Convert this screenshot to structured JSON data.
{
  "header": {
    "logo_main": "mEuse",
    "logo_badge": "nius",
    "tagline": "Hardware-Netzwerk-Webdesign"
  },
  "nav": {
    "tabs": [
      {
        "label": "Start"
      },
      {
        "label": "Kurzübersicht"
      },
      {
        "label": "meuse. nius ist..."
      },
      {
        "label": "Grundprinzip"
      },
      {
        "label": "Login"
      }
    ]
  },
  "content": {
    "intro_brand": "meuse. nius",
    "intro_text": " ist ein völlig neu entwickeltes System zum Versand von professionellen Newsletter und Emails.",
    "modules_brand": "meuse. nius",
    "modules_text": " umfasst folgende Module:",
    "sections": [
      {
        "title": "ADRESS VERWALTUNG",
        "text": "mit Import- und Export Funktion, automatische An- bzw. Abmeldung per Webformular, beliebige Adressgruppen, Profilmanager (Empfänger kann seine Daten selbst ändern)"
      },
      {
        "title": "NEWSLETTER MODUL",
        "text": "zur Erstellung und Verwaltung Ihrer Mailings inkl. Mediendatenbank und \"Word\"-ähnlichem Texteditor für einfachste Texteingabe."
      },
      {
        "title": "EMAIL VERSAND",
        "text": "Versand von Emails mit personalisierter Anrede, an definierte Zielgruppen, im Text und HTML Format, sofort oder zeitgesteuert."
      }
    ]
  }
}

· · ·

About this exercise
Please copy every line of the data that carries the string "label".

Response box
        "label": "Start"
        "label": "Kurzübersicht"
        "label": "meuse. nius ist..."
        "label": "Grundprinzip"
        "label": "Login"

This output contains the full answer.